Dataset records
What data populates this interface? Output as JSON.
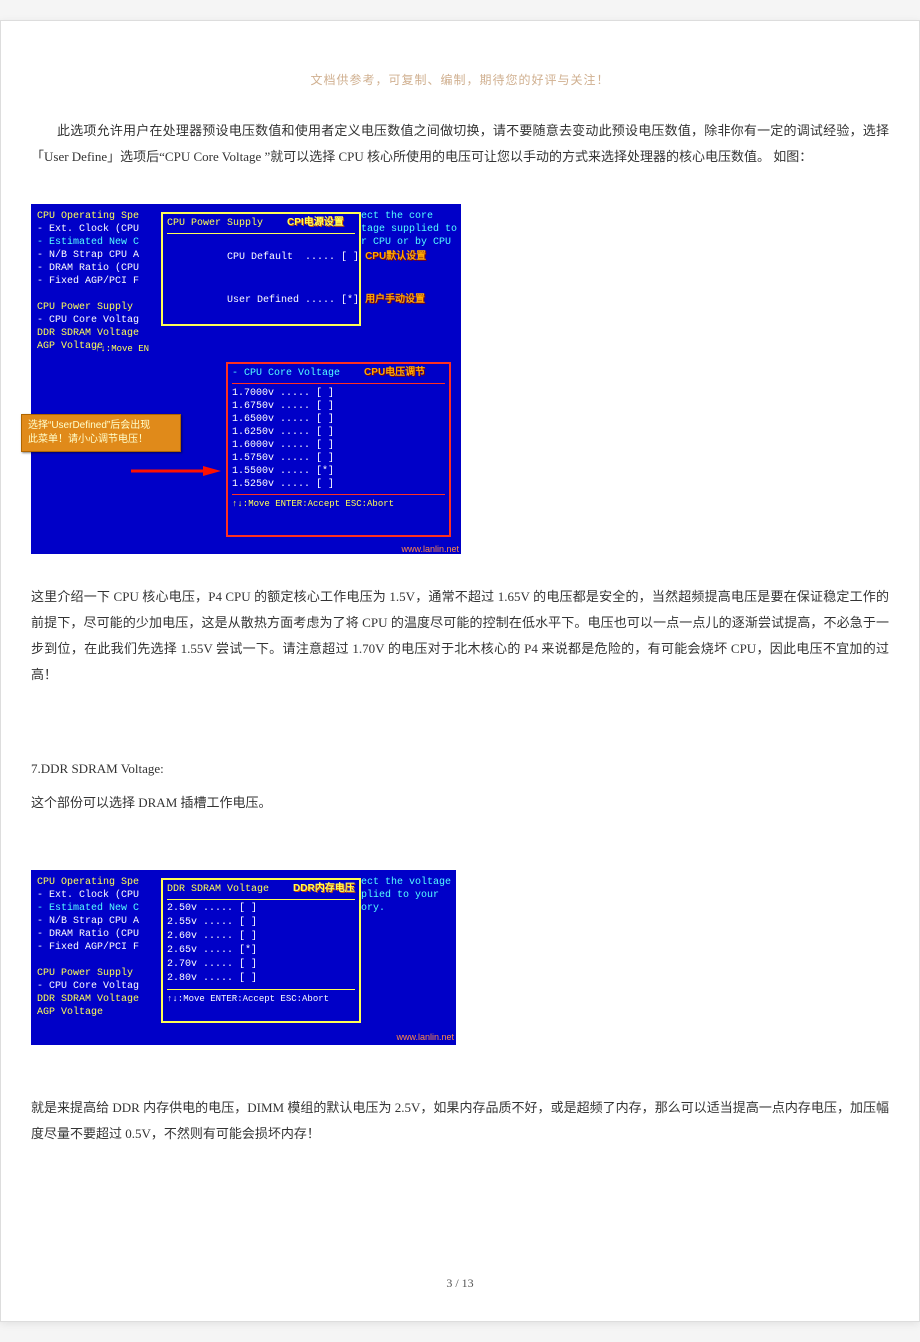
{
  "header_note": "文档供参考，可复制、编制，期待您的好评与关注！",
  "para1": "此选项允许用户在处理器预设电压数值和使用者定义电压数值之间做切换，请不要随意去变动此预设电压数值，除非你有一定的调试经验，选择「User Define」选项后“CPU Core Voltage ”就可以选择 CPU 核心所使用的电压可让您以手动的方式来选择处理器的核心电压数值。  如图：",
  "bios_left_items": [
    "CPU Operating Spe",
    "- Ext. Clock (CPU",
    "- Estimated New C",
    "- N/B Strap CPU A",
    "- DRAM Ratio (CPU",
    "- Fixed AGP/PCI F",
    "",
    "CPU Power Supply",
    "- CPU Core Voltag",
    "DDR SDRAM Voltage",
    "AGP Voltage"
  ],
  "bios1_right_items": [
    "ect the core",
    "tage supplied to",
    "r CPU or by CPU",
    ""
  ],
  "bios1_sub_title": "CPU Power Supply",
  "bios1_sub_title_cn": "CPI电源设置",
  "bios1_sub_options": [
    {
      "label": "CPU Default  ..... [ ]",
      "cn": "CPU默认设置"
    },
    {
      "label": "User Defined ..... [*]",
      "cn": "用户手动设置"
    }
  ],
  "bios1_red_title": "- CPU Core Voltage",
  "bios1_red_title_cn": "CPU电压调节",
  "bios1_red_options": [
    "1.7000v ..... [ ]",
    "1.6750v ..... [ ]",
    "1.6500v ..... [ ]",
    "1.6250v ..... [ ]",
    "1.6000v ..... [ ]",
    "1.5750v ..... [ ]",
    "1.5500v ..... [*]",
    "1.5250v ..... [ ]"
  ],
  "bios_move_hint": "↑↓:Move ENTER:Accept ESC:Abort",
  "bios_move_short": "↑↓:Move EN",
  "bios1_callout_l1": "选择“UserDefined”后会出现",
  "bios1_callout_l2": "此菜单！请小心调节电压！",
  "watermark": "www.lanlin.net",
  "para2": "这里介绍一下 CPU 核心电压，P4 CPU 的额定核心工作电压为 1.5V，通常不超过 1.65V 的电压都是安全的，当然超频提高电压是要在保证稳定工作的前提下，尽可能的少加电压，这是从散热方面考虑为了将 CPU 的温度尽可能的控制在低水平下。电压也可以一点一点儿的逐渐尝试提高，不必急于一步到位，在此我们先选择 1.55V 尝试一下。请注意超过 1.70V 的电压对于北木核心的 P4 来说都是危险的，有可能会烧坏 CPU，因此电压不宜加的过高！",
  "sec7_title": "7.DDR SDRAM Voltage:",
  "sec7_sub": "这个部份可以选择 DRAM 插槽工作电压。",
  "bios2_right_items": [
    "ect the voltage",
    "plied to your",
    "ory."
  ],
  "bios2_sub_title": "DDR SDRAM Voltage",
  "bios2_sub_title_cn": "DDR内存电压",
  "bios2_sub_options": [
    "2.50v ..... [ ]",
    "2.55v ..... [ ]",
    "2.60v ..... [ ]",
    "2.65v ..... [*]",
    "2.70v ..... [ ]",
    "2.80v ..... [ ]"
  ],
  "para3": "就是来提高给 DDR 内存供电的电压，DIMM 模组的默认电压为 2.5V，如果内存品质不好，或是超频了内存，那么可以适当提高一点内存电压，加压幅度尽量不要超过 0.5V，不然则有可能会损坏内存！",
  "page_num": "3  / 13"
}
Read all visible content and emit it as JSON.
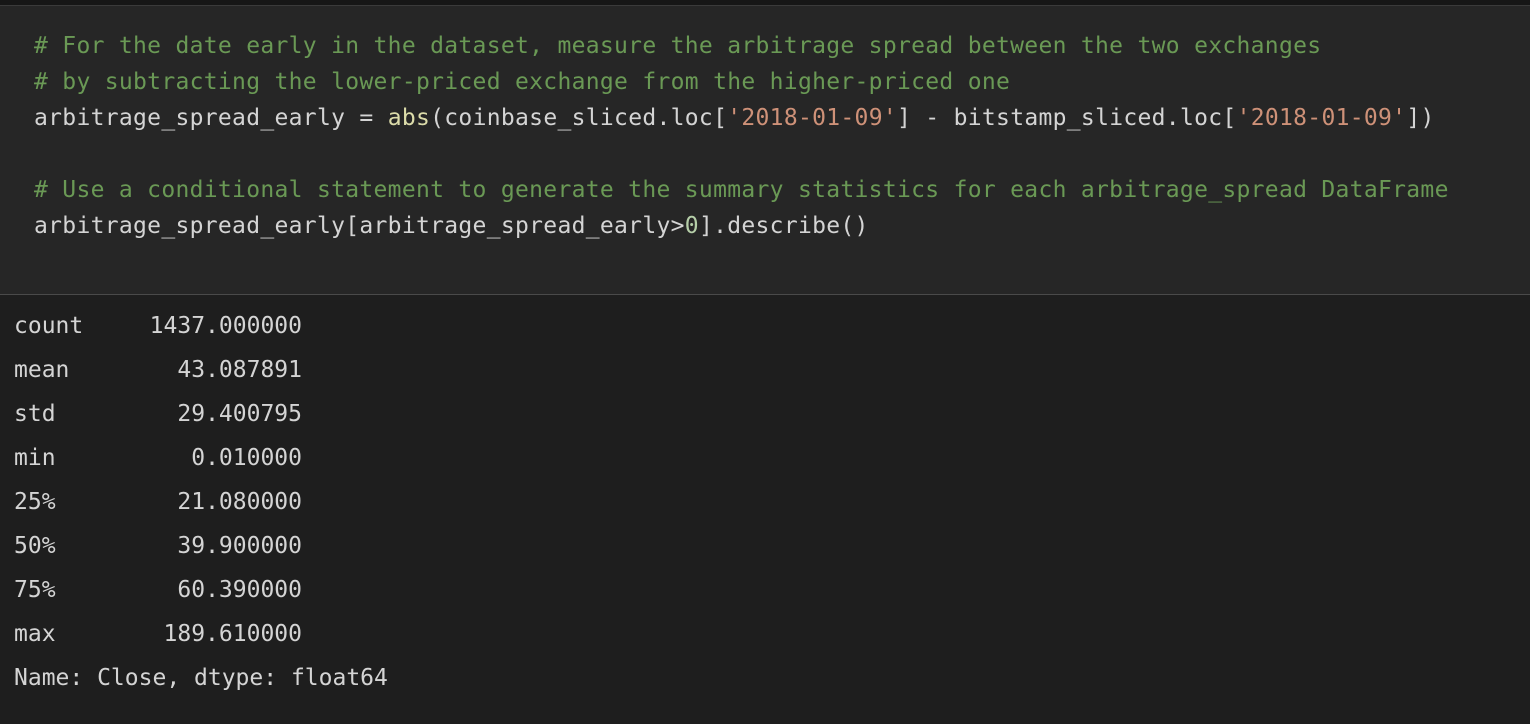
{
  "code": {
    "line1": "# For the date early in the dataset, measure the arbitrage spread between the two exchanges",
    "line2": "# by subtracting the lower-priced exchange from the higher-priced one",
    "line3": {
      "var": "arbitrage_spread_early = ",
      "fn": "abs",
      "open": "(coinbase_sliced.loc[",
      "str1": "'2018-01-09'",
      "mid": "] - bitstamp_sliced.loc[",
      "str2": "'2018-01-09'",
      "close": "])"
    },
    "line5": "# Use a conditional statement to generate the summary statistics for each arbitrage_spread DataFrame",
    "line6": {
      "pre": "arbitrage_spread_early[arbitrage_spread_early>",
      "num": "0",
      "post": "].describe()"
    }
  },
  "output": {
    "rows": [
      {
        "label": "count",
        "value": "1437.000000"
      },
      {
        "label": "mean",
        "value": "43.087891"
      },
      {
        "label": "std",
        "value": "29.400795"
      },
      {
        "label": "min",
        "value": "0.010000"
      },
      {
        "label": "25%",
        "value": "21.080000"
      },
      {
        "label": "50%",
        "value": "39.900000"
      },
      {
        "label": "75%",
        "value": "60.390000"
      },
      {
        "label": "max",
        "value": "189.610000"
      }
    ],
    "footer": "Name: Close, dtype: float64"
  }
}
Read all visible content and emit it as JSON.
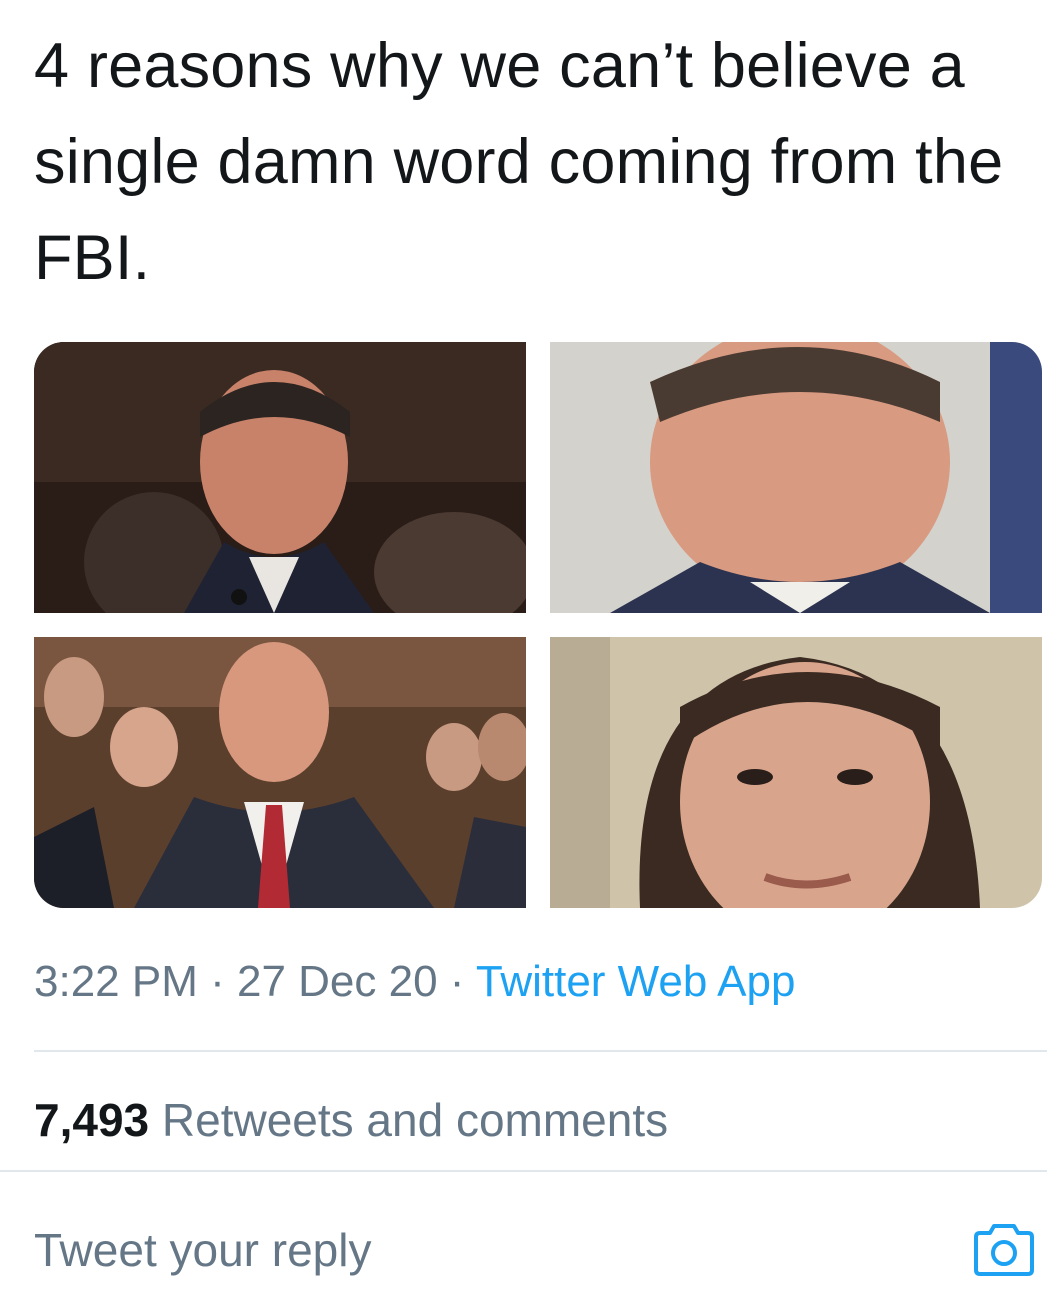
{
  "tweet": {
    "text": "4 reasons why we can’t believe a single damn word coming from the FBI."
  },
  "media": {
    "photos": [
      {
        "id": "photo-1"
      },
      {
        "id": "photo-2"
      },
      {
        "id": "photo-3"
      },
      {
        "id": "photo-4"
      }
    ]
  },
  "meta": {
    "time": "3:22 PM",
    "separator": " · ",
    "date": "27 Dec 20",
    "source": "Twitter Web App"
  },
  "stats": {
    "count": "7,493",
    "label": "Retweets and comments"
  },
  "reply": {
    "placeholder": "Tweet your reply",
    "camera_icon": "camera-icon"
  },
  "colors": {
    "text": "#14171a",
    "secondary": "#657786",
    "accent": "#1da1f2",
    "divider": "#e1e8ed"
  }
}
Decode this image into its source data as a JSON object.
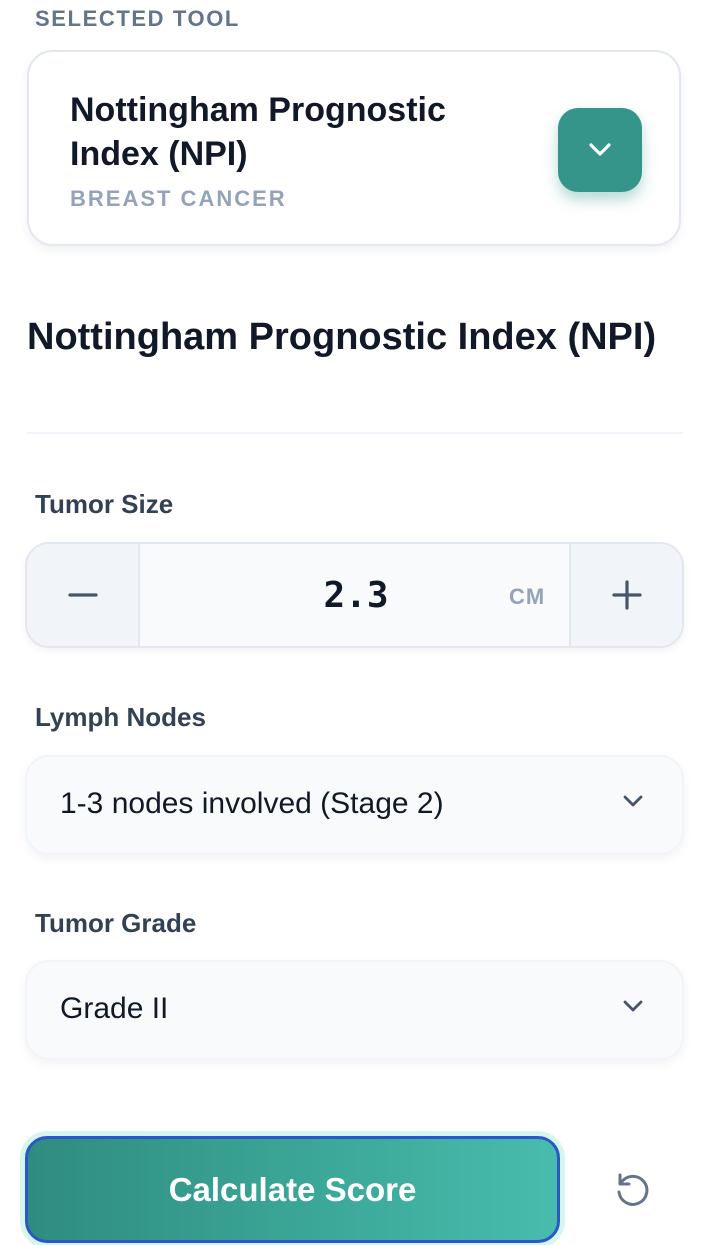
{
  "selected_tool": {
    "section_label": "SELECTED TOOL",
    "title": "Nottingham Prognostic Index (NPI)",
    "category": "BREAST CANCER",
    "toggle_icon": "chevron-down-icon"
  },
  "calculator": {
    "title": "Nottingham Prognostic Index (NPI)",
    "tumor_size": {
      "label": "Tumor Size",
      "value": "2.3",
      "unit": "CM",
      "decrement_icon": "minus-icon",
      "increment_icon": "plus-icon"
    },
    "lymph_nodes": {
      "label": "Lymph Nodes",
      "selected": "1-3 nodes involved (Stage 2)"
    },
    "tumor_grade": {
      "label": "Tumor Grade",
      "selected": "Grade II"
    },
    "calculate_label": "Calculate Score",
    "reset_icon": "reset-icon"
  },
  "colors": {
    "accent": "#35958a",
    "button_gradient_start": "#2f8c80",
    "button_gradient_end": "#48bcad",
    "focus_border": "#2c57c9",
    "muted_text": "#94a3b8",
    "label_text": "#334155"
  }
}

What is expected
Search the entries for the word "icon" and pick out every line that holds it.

Solution to this problem
    "camera_icon": "camera-icon"
    "toggle_icon": "chevron-down-icon"
      "decrement_icon": "minus-icon",
      "increment_icon": "plus-icon"
    "reset_icon": "reset-icon"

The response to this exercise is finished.